Activity: Report, as a single number, how many lines of the records contain the word "Program".

(Items from an interface collection)
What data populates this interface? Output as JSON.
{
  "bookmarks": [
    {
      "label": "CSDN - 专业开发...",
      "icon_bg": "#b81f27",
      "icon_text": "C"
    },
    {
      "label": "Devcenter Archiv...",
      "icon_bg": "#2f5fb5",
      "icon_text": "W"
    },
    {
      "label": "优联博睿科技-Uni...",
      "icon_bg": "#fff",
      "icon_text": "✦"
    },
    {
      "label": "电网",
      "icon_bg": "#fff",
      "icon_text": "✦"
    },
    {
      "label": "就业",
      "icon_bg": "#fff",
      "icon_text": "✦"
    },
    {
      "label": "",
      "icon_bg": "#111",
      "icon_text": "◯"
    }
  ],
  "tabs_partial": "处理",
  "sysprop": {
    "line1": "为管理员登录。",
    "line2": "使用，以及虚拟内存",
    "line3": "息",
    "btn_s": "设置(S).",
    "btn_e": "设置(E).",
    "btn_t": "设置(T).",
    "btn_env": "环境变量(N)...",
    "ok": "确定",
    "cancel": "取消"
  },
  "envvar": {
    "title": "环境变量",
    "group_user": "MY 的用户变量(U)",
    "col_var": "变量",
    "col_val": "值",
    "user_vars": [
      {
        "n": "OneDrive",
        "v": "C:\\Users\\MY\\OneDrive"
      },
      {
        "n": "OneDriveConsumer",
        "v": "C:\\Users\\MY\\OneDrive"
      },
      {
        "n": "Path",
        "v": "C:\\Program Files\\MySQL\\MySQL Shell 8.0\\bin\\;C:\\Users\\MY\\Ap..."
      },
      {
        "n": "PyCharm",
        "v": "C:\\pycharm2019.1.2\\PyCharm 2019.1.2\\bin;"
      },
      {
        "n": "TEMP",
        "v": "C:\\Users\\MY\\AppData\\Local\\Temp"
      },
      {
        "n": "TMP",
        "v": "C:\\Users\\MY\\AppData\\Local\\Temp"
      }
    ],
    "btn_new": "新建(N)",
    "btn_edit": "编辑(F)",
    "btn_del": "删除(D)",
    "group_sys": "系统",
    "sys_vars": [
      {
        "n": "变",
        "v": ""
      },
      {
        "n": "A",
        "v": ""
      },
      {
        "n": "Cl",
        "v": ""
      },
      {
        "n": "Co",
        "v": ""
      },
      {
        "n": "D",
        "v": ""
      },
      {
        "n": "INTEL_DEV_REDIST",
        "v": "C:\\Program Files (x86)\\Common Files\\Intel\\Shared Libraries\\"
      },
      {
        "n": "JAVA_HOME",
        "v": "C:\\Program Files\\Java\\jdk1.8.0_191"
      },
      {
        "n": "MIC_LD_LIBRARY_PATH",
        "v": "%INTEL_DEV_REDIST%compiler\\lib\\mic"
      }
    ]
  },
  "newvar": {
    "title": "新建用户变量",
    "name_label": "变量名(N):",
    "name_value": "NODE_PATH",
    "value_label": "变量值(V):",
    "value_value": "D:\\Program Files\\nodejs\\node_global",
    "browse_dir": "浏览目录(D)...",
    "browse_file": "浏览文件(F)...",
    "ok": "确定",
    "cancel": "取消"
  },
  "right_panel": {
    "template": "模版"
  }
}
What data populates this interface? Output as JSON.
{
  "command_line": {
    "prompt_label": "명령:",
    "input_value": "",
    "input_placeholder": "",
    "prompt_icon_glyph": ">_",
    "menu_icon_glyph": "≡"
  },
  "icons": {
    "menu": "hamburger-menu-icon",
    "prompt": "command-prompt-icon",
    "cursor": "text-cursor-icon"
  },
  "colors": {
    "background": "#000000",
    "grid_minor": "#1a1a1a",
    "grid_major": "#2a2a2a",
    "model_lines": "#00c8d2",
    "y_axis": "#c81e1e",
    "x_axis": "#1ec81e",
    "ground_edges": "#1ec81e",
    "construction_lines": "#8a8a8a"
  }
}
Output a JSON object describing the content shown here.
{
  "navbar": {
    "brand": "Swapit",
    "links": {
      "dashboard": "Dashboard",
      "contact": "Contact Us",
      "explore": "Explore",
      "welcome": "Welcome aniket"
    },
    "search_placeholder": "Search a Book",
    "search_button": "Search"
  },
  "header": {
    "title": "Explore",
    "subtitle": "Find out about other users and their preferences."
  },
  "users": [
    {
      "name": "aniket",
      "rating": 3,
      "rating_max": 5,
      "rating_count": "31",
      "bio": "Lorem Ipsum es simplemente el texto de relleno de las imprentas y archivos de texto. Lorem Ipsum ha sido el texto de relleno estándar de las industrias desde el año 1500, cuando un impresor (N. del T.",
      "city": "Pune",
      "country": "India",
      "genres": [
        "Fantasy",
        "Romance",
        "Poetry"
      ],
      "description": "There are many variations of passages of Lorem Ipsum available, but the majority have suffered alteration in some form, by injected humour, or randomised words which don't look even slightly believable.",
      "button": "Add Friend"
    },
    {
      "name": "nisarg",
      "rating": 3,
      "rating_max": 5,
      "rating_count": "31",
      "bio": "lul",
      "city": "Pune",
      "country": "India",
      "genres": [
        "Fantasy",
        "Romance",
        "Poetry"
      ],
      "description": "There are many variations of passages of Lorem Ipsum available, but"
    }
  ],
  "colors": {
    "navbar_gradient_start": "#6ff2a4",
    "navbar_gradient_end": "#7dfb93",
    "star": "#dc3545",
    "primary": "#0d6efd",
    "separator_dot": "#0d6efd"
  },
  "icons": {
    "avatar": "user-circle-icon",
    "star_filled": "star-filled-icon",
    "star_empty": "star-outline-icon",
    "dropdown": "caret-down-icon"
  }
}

Written solution: 4